Grammar Sets are sets of tiles used to make sentences, each sentence describing an image associated with it. Players exchange tiles with each other in order to acquire a set.

✧  One set is used per game. As you can see in the sets I have provided, each set consists of several pre-formed sentences. Each sentence is divided into pieces (words or phrases), each on a separate tile, as well as having an image tile associated with it.
✧  The tiles are placed, face down, in the middle of the playing table. Calculate the number of tiles divided by the number of players, and have each player take that many tiles. (So all tiles will be taken, with each player having the same number.)
✧  Each player looks at their tiles and decides which ones they don’t need in order to make a set. They discard the ones they don’t want back into the center of the table (the “pot”) face down. However many tiles a player discards, they take that many from the tiles that have been discarded by other players. Each player continues discarding unwanted tiles and drawing new tiles from the pot until they have a set, including the image.

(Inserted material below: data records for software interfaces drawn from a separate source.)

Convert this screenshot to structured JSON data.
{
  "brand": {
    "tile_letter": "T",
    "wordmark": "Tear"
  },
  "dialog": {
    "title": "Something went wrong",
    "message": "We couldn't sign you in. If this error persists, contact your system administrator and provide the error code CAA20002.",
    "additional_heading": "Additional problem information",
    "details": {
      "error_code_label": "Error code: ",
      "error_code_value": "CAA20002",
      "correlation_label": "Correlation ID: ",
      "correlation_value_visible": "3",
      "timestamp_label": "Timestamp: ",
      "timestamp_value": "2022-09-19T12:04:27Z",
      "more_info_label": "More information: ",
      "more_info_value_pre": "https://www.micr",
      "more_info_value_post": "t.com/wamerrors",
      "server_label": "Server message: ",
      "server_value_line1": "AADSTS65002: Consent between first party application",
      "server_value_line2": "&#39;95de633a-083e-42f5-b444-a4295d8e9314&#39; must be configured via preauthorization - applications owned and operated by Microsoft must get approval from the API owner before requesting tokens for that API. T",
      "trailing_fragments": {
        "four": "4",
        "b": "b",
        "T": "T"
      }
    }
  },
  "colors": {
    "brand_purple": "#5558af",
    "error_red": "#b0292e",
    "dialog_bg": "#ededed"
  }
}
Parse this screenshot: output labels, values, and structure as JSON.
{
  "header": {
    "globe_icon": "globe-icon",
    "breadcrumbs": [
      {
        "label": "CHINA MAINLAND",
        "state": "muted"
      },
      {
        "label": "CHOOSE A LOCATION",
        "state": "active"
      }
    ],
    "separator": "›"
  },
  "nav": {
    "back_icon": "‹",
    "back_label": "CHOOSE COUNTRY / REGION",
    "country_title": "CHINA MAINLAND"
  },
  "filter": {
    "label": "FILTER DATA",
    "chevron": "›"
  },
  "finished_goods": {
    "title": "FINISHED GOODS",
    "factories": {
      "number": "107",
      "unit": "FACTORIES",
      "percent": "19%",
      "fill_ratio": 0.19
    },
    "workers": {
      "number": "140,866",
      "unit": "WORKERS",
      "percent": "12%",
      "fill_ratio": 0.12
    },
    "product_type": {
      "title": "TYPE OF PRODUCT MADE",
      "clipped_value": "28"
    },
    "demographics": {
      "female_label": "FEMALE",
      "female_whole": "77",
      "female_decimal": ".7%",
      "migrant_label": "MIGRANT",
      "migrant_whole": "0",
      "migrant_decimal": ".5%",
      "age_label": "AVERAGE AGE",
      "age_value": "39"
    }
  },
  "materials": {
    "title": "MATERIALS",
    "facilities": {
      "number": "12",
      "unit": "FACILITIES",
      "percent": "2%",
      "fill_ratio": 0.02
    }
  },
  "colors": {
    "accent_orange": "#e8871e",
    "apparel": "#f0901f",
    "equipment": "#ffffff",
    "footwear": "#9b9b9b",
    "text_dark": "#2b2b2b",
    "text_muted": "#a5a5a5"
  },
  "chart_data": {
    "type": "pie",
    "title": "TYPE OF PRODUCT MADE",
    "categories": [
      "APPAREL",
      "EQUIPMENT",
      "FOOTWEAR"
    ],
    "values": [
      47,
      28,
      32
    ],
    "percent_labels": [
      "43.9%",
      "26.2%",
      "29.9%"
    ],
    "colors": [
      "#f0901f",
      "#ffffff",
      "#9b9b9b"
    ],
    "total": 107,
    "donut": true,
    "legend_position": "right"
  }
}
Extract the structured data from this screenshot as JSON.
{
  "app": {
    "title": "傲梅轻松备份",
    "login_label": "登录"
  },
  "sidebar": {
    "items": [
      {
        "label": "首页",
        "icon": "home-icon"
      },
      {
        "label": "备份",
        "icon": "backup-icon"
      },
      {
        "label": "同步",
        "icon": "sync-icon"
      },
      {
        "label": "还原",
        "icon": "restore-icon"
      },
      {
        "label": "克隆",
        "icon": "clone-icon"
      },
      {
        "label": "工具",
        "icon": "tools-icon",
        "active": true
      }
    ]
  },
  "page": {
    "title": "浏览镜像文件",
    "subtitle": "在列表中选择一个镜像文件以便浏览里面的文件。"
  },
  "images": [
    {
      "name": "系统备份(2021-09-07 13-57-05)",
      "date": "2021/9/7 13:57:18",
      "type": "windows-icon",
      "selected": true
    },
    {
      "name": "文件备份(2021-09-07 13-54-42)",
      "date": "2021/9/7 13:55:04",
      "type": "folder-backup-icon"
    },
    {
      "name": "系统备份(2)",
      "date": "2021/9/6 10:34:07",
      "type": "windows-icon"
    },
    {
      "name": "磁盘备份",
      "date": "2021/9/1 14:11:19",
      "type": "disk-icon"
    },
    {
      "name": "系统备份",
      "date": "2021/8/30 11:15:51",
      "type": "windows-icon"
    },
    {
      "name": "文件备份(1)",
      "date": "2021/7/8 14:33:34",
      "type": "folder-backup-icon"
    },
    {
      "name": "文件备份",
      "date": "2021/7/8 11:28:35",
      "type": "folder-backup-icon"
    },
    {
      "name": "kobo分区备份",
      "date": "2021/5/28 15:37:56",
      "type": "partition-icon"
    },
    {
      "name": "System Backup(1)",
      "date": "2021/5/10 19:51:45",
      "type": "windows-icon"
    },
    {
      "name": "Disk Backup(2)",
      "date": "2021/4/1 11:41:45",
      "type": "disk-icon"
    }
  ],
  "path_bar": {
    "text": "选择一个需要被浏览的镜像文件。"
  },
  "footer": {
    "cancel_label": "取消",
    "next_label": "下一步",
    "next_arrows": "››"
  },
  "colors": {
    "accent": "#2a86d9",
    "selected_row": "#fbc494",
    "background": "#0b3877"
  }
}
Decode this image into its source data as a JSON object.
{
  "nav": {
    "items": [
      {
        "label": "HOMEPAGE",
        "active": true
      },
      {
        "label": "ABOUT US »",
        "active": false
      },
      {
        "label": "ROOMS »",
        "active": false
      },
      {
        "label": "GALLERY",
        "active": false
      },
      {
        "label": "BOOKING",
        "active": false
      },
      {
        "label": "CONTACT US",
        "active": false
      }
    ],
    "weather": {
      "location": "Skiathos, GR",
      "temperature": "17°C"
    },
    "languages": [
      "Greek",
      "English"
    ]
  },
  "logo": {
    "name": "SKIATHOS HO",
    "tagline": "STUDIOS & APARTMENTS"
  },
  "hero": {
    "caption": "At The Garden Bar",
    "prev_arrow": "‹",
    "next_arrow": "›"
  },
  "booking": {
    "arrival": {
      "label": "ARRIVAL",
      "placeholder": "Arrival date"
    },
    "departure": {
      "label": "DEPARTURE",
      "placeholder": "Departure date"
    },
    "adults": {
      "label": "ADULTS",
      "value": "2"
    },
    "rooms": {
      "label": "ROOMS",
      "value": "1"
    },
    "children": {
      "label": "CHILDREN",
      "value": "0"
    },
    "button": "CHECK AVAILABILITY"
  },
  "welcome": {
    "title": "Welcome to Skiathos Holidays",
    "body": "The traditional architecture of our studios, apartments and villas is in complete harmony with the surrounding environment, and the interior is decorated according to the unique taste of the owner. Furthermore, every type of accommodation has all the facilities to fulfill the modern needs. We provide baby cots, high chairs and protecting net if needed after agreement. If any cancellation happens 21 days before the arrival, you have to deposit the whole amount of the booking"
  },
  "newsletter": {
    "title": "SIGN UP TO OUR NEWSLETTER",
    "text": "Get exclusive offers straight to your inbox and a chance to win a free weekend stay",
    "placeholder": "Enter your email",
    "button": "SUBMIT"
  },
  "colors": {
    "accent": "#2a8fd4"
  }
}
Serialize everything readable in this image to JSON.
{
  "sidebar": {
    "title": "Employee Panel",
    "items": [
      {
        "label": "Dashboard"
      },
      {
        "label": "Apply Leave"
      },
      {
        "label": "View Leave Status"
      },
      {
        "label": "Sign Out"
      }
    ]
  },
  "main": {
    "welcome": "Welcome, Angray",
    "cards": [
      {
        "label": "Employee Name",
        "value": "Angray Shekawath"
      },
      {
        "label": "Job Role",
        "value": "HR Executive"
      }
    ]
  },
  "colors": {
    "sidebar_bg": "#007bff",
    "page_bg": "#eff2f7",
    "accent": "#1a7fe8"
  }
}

ALTERNATE RULES: Instead of discarding unwanted tiles into the center at will, at a given signal each player passes one tile to the player on their left, as in “Old Maid” or “Babanuki.”

The concept is very adaptable to a wide range of targets and levels of difficulties.

It’s a lot of work to make your own grammar sets, but below are links to three of the many Grammar Sets that I have made for my own students. You are welcome to print them out and use them for your own classes. I do encourage you to also make sets of your own to fit the size of your classes and the needs of your students.

Here are links to PDFs with three different grammar points: 
 Present Progressive (Present Continuous) 
“There is / There are”
“have / don’t have” 

(But also see the “How to Make Game Tiles” video below!)

1. Print the pages on sticky-back paper.

2. Get some kind of thick, stiff paper material for backing sheets to give the tiles stiffness and heft. I use card board that is 0.6 mm thick.
(Note: not cardboard, but card board).

3. Peel the backing off the sticky-back paper and adhere the paper onto the backing sheet.

4. Cut as accurately as you can, vertically following the cutting guide lines, and horizontally so as to split the border lines in half.

Here is a YouTube video of the game being played:


Here is a video showing just how I make my game tiles: